TRIMMING POSITIONS When positions in either portfolio become significantly overvalued, they are trimmed by 5-10%, and the proceeds applied to fairly valued companies before the (almost always) temporary gift of over-valuation reverts to the price mean. If the position continues to advance, and absent other information, the position will be trimmed again. Added benefits to selective trimming include (1) serves as a more sensible method of rebalancing (as opposed to automatic--professionals do not use such a meat cleaver); (2) reduces the position's remaining Capital at Risk (which may suggest room for additional shares within an otherwise full position), and (3) provides the necessary dry powder to buy other shares at FV or below.
OTHER INTERESTS As we age, the importance of family grows.

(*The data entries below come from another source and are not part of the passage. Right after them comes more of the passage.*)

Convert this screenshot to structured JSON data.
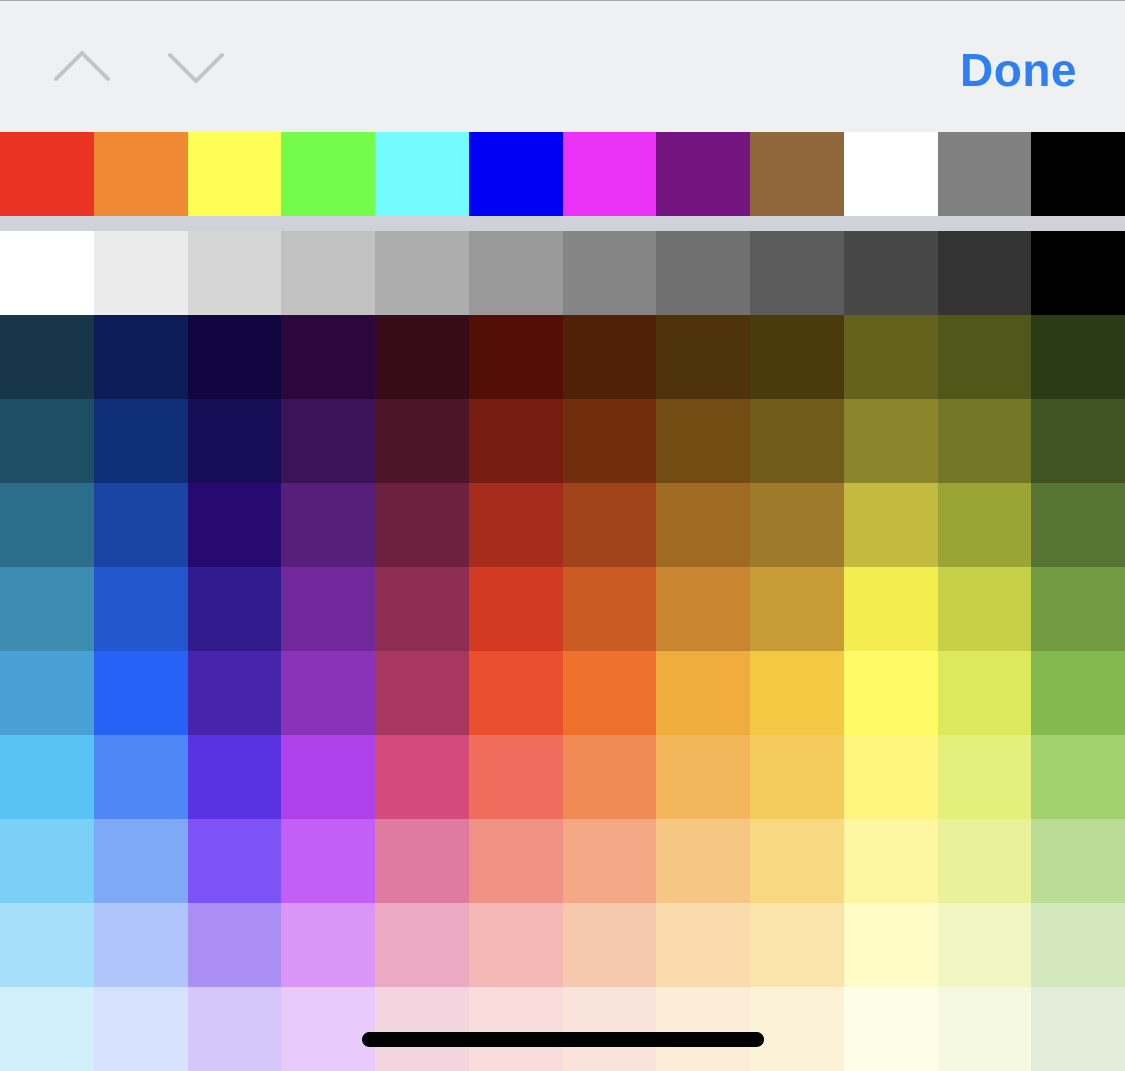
{
  "toolbar": {
    "done_label": "Done",
    "previous_icon": "chevron-up-icon",
    "next_icon": "chevron-down-icon",
    "accent_color": "#2f7ff0",
    "chevron_color": "#c4c4c6"
  },
  "basic_colors": [
    "#e93323",
    "#f08933",
    "#fffe54",
    "#75fb4c",
    "#74fbfd",
    "#0000f5",
    "#ea33f7",
    "#741480",
    "#8f673b",
    "#ffffff",
    "#808080",
    "#000000"
  ],
  "shade_rows": [
    [
      "#ffffff",
      "#ebebeb",
      "#d6d6d6",
      "#c2c2c2",
      "#adadad",
      "#999999",
      "#858585",
      "#707070",
      "#5c5c5c",
      "#474747",
      "#333333",
      "#000000"
    ],
    [
      "#17364a",
      "#0b1c56",
      "#11063f",
      "#2b073d",
      "#370b18",
      "#530f06",
      "#502007",
      "#4e3209",
      "#4b3a0b",
      "#63611b",
      "#515718",
      "#2b3b16"
    ],
    [
      "#1e4e63",
      "#0f2e7a",
      "#170d57",
      "#3c1356",
      "#4d1628",
      "#771c10",
      "#712d0e",
      "#734c14",
      "#715b1b",
      "#89862b",
      "#737627",
      "#3e5423"
    ],
    [
      "#2b6d8a",
      "#1a44a3",
      "#260a70",
      "#581f7a",
      "#6e213e",
      "#a72b1b",
      "#a1431a",
      "#9f6b23",
      "#9e7b2a",
      "#c3bb3f",
      "#9ba536",
      "#577534"
    ],
    [
      "#3c8db1",
      "#2456d0",
      "#321b8d",
      "#70289a",
      "#8c2d51",
      "#d23a22",
      "#c95b23",
      "#c98530",
      "#c89d37",
      "#f3ed4f",
      "#c6d147",
      "#739c42"
    ],
    [
      "#4a9fd4",
      "#2762f7",
      "#4624ac",
      "#8a32b8",
      "#a8375f",
      "#eb502e",
      "#ef712d",
      "#f1ac3e",
      "#f3c843",
      "#fefb66",
      "#dbe95a",
      "#84b94f"
    ],
    [
      "#5ac3f6",
      "#4f87f6",
      "#5932e3",
      "#af41eb",
      "#d54a7d",
      "#ee6d5d",
      "#f08b56",
      "#f3b65a",
      "#f5cb5d",
      "#fef47e",
      "#e5ef7b",
      "#a1d16d"
    ],
    [
      "#7ad0f6",
      "#7fa8f7",
      "#7d53f5",
      "#c25ff7",
      "#e07ba0",
      "#f09286",
      "#f4a886",
      "#f6c784",
      "#f8d982",
      "#fef7a2",
      "#ebf19b",
      "#bbdc95"
    ],
    [
      "#a5dff9",
      "#afc5fc",
      "#ac8ff4",
      "#d996f7",
      "#ebaac2",
      "#f6b8b4",
      "#f6c9af",
      "#f9dbae",
      "#fae4ab",
      "#fefbc7",
      "#f2f6c2",
      "#d4e8bd"
    ],
    [
      "#d2effc",
      "#d6e1fd",
      "#d5c7fa",
      "#e8cafb",
      "#f3d5e0",
      "#f9dcdc",
      "#fae3da",
      "#fcedd9",
      "#fcf2d7",
      "#fdfde8",
      "#f6f9e2",
      "#e2ecd8"
    ]
  ]
}
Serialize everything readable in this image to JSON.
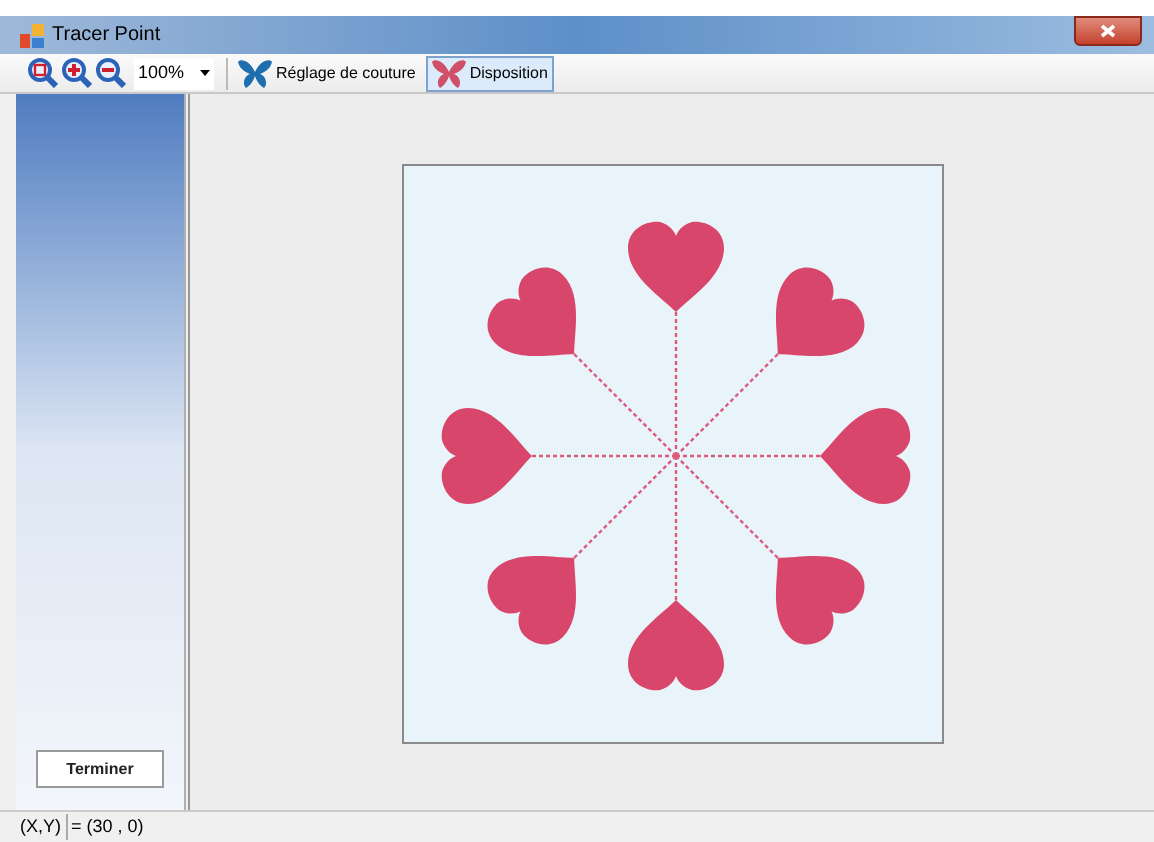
{
  "window": {
    "title": "Tracer Point"
  },
  "toolbar": {
    "zoom": "100%",
    "buttons": [
      {
        "label": "Réglage de couture",
        "selected": false,
        "color": "#1f6fb0"
      },
      {
        "label": "Disposition",
        "selected": true,
        "color": "#d0506a"
      }
    ]
  },
  "sidebar": {
    "button": "Terminer"
  },
  "status_bar": {
    "label": "(X,Y)",
    "value": "= (30 , 0)"
  }
}
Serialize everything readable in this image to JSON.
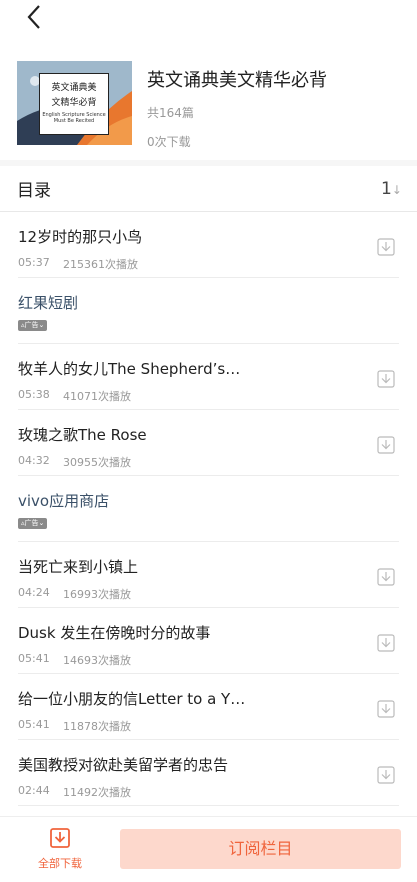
{
  "header": {
    "back_icon": "chevron-left-icon"
  },
  "album": {
    "cover_title_line1": "英文诵典美",
    "cover_title_line2": "文精华必背",
    "cover_subtitle_line1": "English Scripture Science",
    "cover_subtitle_line2": "Must Be Recited",
    "title": "英文诵典美文精华必背",
    "episode_count": "共164篇",
    "download_count": "0次下载"
  },
  "toc": {
    "label": "目录",
    "sort_label": "1",
    "sort_arrow": "↓"
  },
  "items": [
    {
      "name": "12岁时的那只小鸟",
      "duration": "05:37",
      "plays": "215361次播放"
    },
    {
      "name": "红果短剧",
      "ad": "广告"
    },
    {
      "name": "牧羊人的女儿The Shepherd’s…",
      "duration": "05:38",
      "plays": "41071次播放"
    },
    {
      "name": "玫瑰之歌The Rose",
      "duration": "04:32",
      "plays": "30955次播放"
    },
    {
      "name": "vivo应用商店",
      "ad": "广告"
    },
    {
      "name": "当死亡来到小镇上",
      "duration": "04:24",
      "plays": "16993次播放"
    },
    {
      "name": "Dusk 发生在傍晚时分的故事",
      "duration": "05:41",
      "plays": "14693次播放"
    },
    {
      "name": "给一位小朋友的信Letter to a Y…",
      "duration": "05:41",
      "plays": "11878次播放"
    },
    {
      "name": "美国教授对欲赴美留学者的忠告",
      "duration": "02:44",
      "plays": "11492次播放"
    }
  ],
  "bottom": {
    "download_all_label": "全部下载",
    "subscribe_label": "订阅栏目",
    "accent_color": "#f0643c"
  }
}
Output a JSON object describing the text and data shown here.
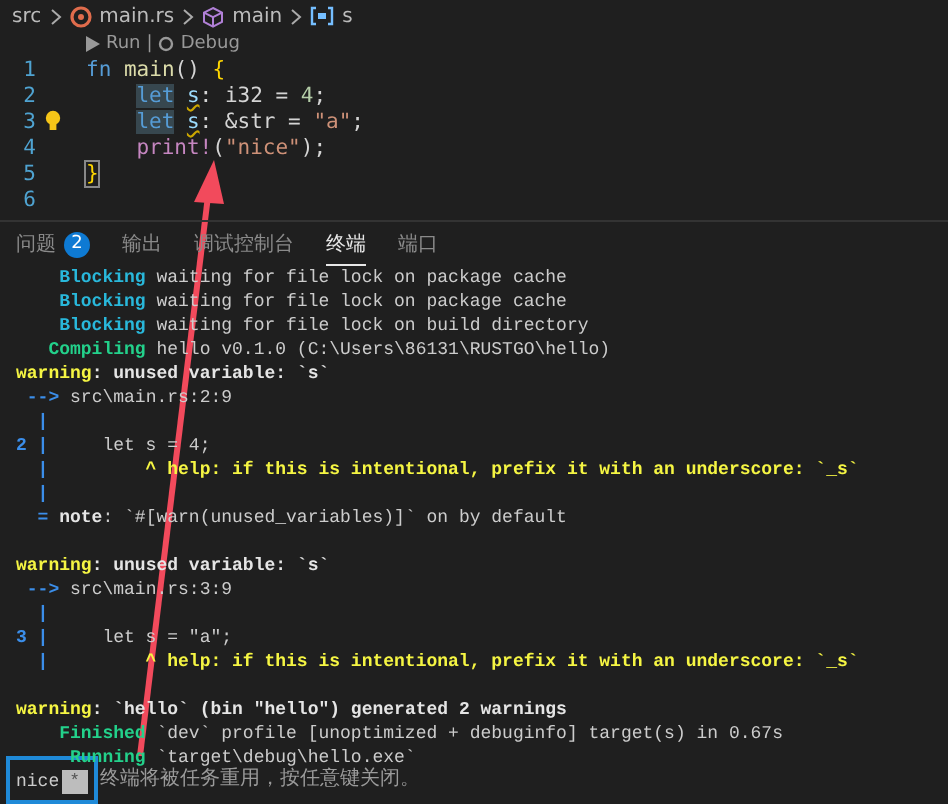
{
  "breadcrumb": [
    {
      "text": "src",
      "kind": "folder"
    },
    {
      "text": "main.rs",
      "kind": "file"
    },
    {
      "text": "main",
      "kind": "function"
    },
    {
      "text": "s",
      "kind": "variable"
    }
  ],
  "codelens": [
    {
      "text": "Run",
      "kind": "run"
    },
    {
      "text": "|",
      "kind": "separator"
    },
    {
      "text": "Debug",
      "kind": "debug"
    }
  ],
  "editor": {
    "lines": [
      {
        "number": "1",
        "tokens": [
          {
            "text": "fn",
            "kind": "keyword"
          },
          {
            "text": " main",
            "kind": "function"
          },
          {
            "text": "() ",
            "kind": "plain"
          },
          {
            "text": "{",
            "kind": "bracket"
          }
        ]
      },
      {
        "number": "2",
        "tokens": [
          {
            "kind": "indent"
          },
          {
            "text": "let",
            "kind": "keyword-match"
          },
          {
            "text": "s",
            "kind": "variable-warn"
          },
          {
            "text": ": ",
            "kind": "plain"
          },
          {
            "text": "i32",
            "kind": "type"
          },
          {
            "text": " = ",
            "kind": "plain"
          },
          {
            "text": "4",
            "kind": "number"
          },
          {
            "text": ";",
            "kind": "plain"
          }
        ]
      },
      {
        "number": "3",
        "lightbulb": true,
        "tokens": [
          {
            "kind": "indent"
          },
          {
            "text": "let",
            "kind": "keyword-match"
          },
          {
            "text": "s",
            "kind": "variable-warn"
          },
          {
            "text": ": &",
            "kind": "plain"
          },
          {
            "text": "str",
            "kind": "type"
          },
          {
            "text": " = ",
            "kind": "plain"
          },
          {
            "text": "\"a\"",
            "kind": "string"
          },
          {
            "text": ";",
            "kind": "plain"
          }
        ]
      },
      {
        "number": "4",
        "tokens": [
          {
            "kind": "indent"
          },
          {
            "text": "print!",
            "kind": "macro"
          },
          {
            "text": "(",
            "kind": "plain"
          },
          {
            "text": "\"nice\"",
            "kind": "string"
          },
          {
            "text": ");",
            "kind": "plain"
          }
        ]
      },
      {
        "number": "5",
        "tokens": [
          {
            "text": "}",
            "kind": "bracket-match"
          }
        ]
      },
      {
        "number": "6"
      }
    ]
  },
  "panel_tabs": [
    {
      "label": "问题",
      "badge": "2",
      "selected": false
    },
    {
      "label": "输出",
      "selected": false
    },
    {
      "label": "调试控制台",
      "selected": false
    },
    {
      "label": "终端",
      "selected": true
    },
    {
      "label": "端口",
      "selected": false
    }
  ],
  "terminal": {
    "lines": [
      {
        "segments": [
          {
            "text": "    Blocking",
            "kind": "status"
          },
          {
            "text": " waiting for file lock on package cache",
            "kind": "plain"
          }
        ]
      },
      {
        "segments": [
          {
            "text": "    Blocking",
            "kind": "status"
          },
          {
            "text": " waiting for file lock on package cache",
            "kind": "plain"
          }
        ]
      },
      {
        "segments": [
          {
            "text": "    Blocking",
            "kind": "status"
          },
          {
            "text": " waiting for file lock on build directory",
            "kind": "plain"
          }
        ]
      },
      {
        "segments": [
          {
            "text": "   Compiling",
            "kind": "done"
          },
          {
            "text": " hello v0.1.0 (C:\\Users\\86131\\RUSTGO\\hello)",
            "kind": "plain"
          }
        ]
      },
      {
        "segments": [
          {
            "text": "warning",
            "kind": "warning"
          },
          {
            "text": ": unused variable: `s`",
            "kind": "bold"
          }
        ]
      },
      {
        "segments": [
          {
            "text": " --> ",
            "kind": "gutter"
          },
          {
            "text": "src\\main.rs:2:9",
            "kind": "plain"
          }
        ]
      },
      {
        "segments": [
          {
            "text": "  |",
            "kind": "gutter"
          }
        ]
      },
      {
        "segments": [
          {
            "text": "2 |",
            "kind": "gutter"
          },
          {
            "text": "     let s = 4;",
            "kind": "plain"
          }
        ]
      },
      {
        "segments": [
          {
            "text": "  |",
            "kind": "gutter"
          },
          {
            "text": "         ^ help: if this is intentional, prefix it with an underscore: `_s`",
            "kind": "help"
          }
        ]
      },
      {
        "segments": [
          {
            "text": "  |",
            "kind": "gutter"
          }
        ]
      },
      {
        "segments": [
          {
            "text": "  = ",
            "kind": "gutter"
          },
          {
            "text": "note",
            "kind": "bold"
          },
          {
            "text": ": `#[warn(unused_variables)]` on by default",
            "kind": "plain"
          }
        ]
      },
      {
        "space_before": true,
        "segments": [
          {
            "text": "warning",
            "kind": "warning"
          },
          {
            "text": ": unused variable: `s`",
            "kind": "bold"
          }
        ]
      },
      {
        "segments": [
          {
            "text": " --> ",
            "kind": "gutter"
          },
          {
            "text": "src\\main.rs:3:9",
            "kind": "plain"
          }
        ]
      },
      {
        "segments": [
          {
            "text": "  |",
            "kind": "gutter"
          }
        ]
      },
      {
        "segments": [
          {
            "text": "3 |",
            "kind": "gutter"
          },
          {
            "text": "     let s = \"a\";",
            "kind": "plain"
          }
        ]
      },
      {
        "segments": [
          {
            "text": "  |",
            "kind": "gutter"
          },
          {
            "text": "         ^ help: if this is intentional, prefix it with an underscore: `_s`",
            "kind": "help"
          }
        ]
      },
      {
        "space_before": true,
        "segments": [
          {
            "text": "warning",
            "kind": "warning"
          },
          {
            "text": ": `hello` (bin \"hello\") generated 2 warnings",
            "kind": "bold"
          }
        ]
      },
      {
        "segments": [
          {
            "text": "    Finished",
            "kind": "done"
          },
          {
            "text": " `dev` profile [unoptimized + debuginfo] target(s) in 0.67s",
            "kind": "plain"
          }
        ]
      },
      {
        "segments": [
          {
            "text": "     Running",
            "kind": "done"
          },
          {
            "text": " `target\\debug\\hello.exe`",
            "kind": "plain"
          }
        ]
      },
      {
        "segments": [
          {
            "text": "nice",
            "kind": "plain"
          },
          {
            "text": "*",
            "kind": "cursor"
          },
          {
            "text": " 终端将被任务重用，按任意键关闭。",
            "kind": "dim"
          }
        ]
      }
    ]
  }
}
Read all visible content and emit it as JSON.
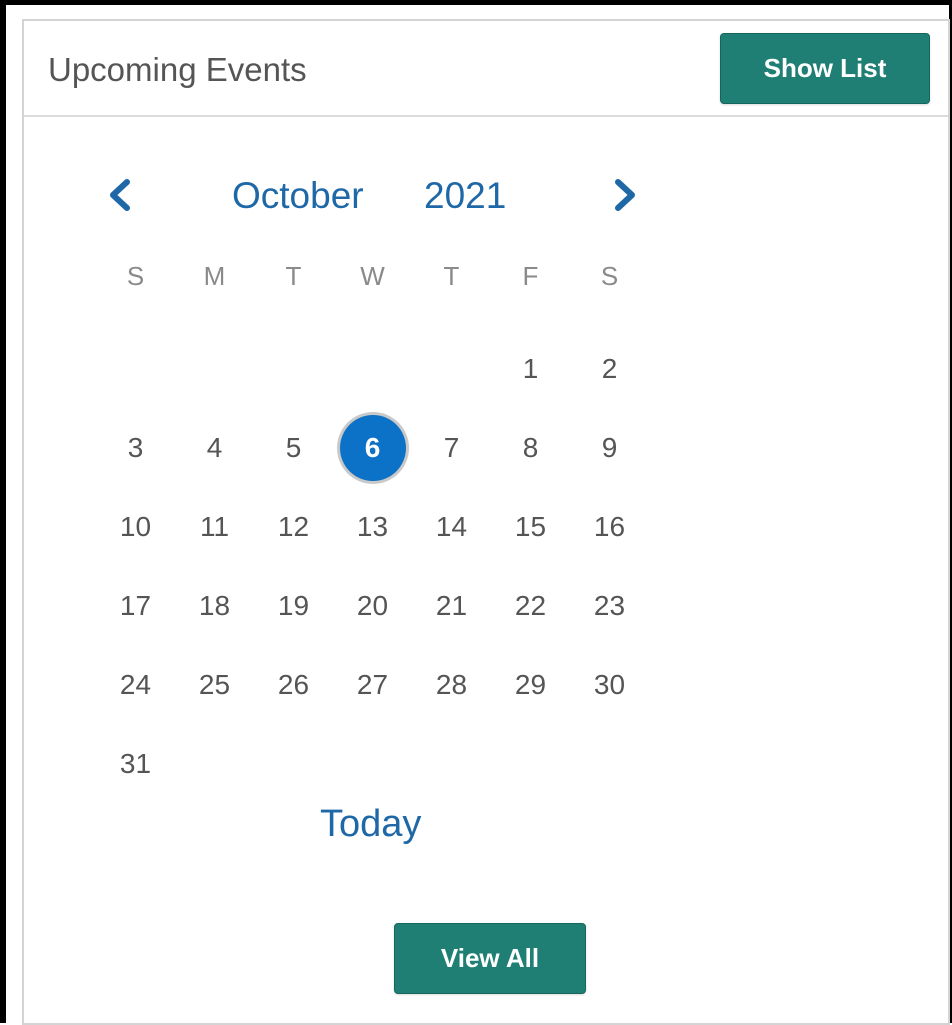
{
  "header": {
    "title": "Upcoming Events",
    "show_list_label": "Show List"
  },
  "calendar": {
    "month": "October",
    "year": "2021",
    "weekdays": [
      "S",
      "M",
      "T",
      "W",
      "T",
      "F",
      "S"
    ],
    "weeks": [
      [
        "",
        "",
        "",
        "",
        "",
        "1",
        "2"
      ],
      [
        "3",
        "4",
        "5",
        "6",
        "7",
        "8",
        "9"
      ],
      [
        "10",
        "11",
        "12",
        "13",
        "14",
        "15",
        "16"
      ],
      [
        "17",
        "18",
        "19",
        "20",
        "21",
        "22",
        "23"
      ],
      [
        "24",
        "25",
        "26",
        "27",
        "28",
        "29",
        "30"
      ],
      [
        "31",
        "",
        "",
        "",
        "",
        "",
        ""
      ]
    ],
    "selected_day": "6",
    "selected_color": "#0b72c7",
    "today_label": "Today"
  },
  "footer": {
    "view_all_label": "View All"
  },
  "colors": {
    "button_bg": "#1f7f74",
    "link": "#1f68a8"
  },
  "icons": {
    "prev": "chevron-left-icon",
    "next": "chevron-right-icon"
  }
}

Rich has long volunteered in his community; over the years has served with distinction as member/chair of a number of advisory committees. Assisting others on SA is also a source of satisfaction and fulfillment.
Finally, having been blessed by years of excellent investment performance, Joyce and Rich have long been avid world travelers, and have visited over 60 countries over a span of 30 years (his SA avatar reflects the Taj Mahal in his sun glasses). They reside in Michigan--for 9 months of beauty, bliss, and family, and thoroughly enjoy wintering in equally beautiful Naples FL--for 3 months of sunny warmth and relaxation.
Life is good--it's been an unbelievably awesome ride!
Roger Nusbaum is the ETF Strategist for AdvisorShares. This Arizona-based professional has over 25 years of industry experience. He is also a well-known financial commentator covering ETFs, retirement planning and portfolio management for AlphaBaskets.com and at TheStreet.com. We think Roger is particularly insightful on exchange-traded funds, risk management and investing in international markets. Visit Roger's work at Random Roger (http://randomroger.blogspot.com) and AlphaBaskets (http://alphabaskets.com)
I am 44 years old, married and reside in northeast Ohio with my wife and four children. I am an individual investor and am a big fan of Warren Buffett, Ben Graham, Jeremy Siegel and other value investors who have/had an eye on the long term. I am very interested in owning companies that will provide me with increasing dividend streams for years to come. My goal as a long term investor is to develop and live off of my dividend income stream without selling any shares of stock when I retire. I plan to leave my dividend generating holdings to my children when I die so they can continue the process of growing dividend streams.